### Task material
##############################

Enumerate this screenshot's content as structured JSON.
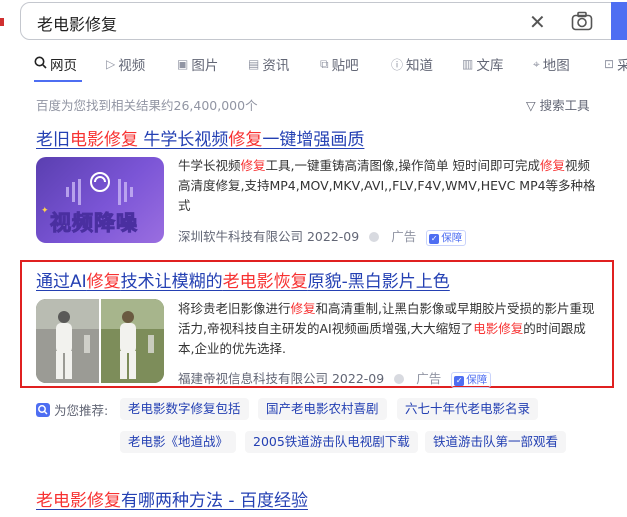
{
  "search": {
    "query": "老电影修复"
  },
  "tabs": [
    {
      "label": "网页",
      "icon": "search-icon"
    },
    {
      "label": "视频",
      "icon": "video-icon"
    },
    {
      "label": "图片",
      "icon": "image-icon"
    },
    {
      "label": "资讯",
      "icon": "news-icon"
    },
    {
      "label": "贴吧",
      "icon": "tieba-icon"
    },
    {
      "label": "知道",
      "icon": "question-icon"
    },
    {
      "label": "文库",
      "icon": "doc-icon"
    },
    {
      "label": "地图",
      "icon": "map-icon"
    },
    {
      "label": "采",
      "icon": "cart-icon"
    }
  ],
  "stats": "百度为您找到相关结果约26,400,000个",
  "tools": "搜索工具",
  "results": [
    {
      "title": [
        "老旧",
        "电影修复",
        " 牛学长视频",
        "修复",
        "一键增强画质"
      ],
      "thumb_text": "视频降噪",
      "snippet": [
        "牛学长视频",
        "修复",
        "工具,一键重铸高清图像,操作简单 短时间即可完成",
        "修复",
        "视频高清度修复,支持MP4,MOV,MKV,AVI,,FLV,F4V,WMV,HEVC MP4等多种格式"
      ],
      "source": "深圳软牛科技有限公司 2022-09",
      "ad": "广告",
      "badge": "保障"
    },
    {
      "title": [
        "通过AI",
        "修复",
        "技术让模糊的",
        "老电影恢复",
        "原貌-黑白影片上色"
      ],
      "snippet": [
        "将珍贵老旧影像进行",
        "修复",
        "和高清重制,让黑白影像或早期胶片受损的影片重现活力,帝视科技自主研发的AI视频画质增强,大大缩短了",
        "电影修复",
        "的时间跟成本,企业的优先选择."
      ],
      "source": "福建帝视信息科技有限公司 2022-09",
      "ad": "广告",
      "badge": "保障"
    },
    {
      "title": [
        "老电影修复",
        "有哪两种方法 - 百度经验"
      ]
    }
  ],
  "recommend": {
    "label": "为您推荐:",
    "chips": [
      "老电影数字修复包括",
      "国产老电影农村喜剧",
      "六七十年代老电影名录",
      "老电影《地道战》",
      "2005铁道游击队电视剧下载",
      "铁道游击队第一部观看"
    ]
  },
  "colors": {
    "link": "#2440b3",
    "highlight": "#f73131",
    "accent": "#4e6ef2",
    "border": "#e02020"
  }
}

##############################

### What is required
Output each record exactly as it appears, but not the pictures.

### Output
Enumerate this screenshot's content as structured JSON.
{
  "search": {
    "query": "老电影修复"
  },
  "tabs": [
    {
      "label": "网页",
      "icon": "search-icon"
    },
    {
      "label": "视频",
      "icon": "video-icon"
    },
    {
      "label": "图片",
      "icon": "image-icon"
    },
    {
      "label": "资讯",
      "icon": "news-icon"
    },
    {
      "label": "贴吧",
      "icon": "tieba-icon"
    },
    {
      "label": "知道",
      "icon": "question-icon"
    },
    {
      "label": "文库",
      "icon": "doc-icon"
    },
    {
      "label": "地图",
      "icon": "map-icon"
    },
    {
      "label": "采",
      "icon": "cart-icon"
    }
  ],
  "stats": "百度为您找到相关结果约26,400,000个",
  "tools": "搜索工具",
  "results": [
    {
      "title": [
        "老旧",
        "电影修复",
        " 牛学长视频",
        "修复",
        "一键增强画质"
      ],
      "thumb_text": "视频降噪",
      "snippet": [
        "牛学长视频",
        "修复",
        "工具,一键重铸高清图像,操作简单 短时间即可完成",
        "修复",
        "视频高清度修复,支持MP4,MOV,MKV,AVI,,FLV,F4V,WMV,HEVC MP4等多种格式"
      ],
      "source": "深圳软牛科技有限公司 2022-09",
      "ad": "广告",
      "badge": "保障"
    },
    {
      "title": [
        "通过AI",
        "修复",
        "技术让模糊的",
        "老电影恢复",
        "原貌-黑白影片上色"
      ],
      "snippet": [
        "将珍贵老旧影像进行",
        "修复",
        "和高清重制,让黑白影像或早期胶片受损的影片重现活力,帝视科技自主研发的AI视频画质增强,大大缩短了",
        "电影修复",
        "的时间跟成本,企业的优先选择."
      ],
      "source": "福建帝视信息科技有限公司 2022-09",
      "ad": "广告",
      "badge": "保障"
    },
    {
      "title": [
        "老电影修复",
        "有哪两种方法 - 百度经验"
      ]
    }
  ],
  "recommend": {
    "label": "为您推荐:",
    "chips": [
      "老电影数字修复包括",
      "国产老电影农村喜剧",
      "六七十年代老电影名录",
      "老电影《地道战》",
      "2005铁道游击队电视剧下载",
      "铁道游击队第一部观看"
    ]
  },
  "colors": {
    "link": "#2440b3",
    "highlight": "#f73131",
    "accent": "#4e6ef2",
    "border": "#e02020"
  }
}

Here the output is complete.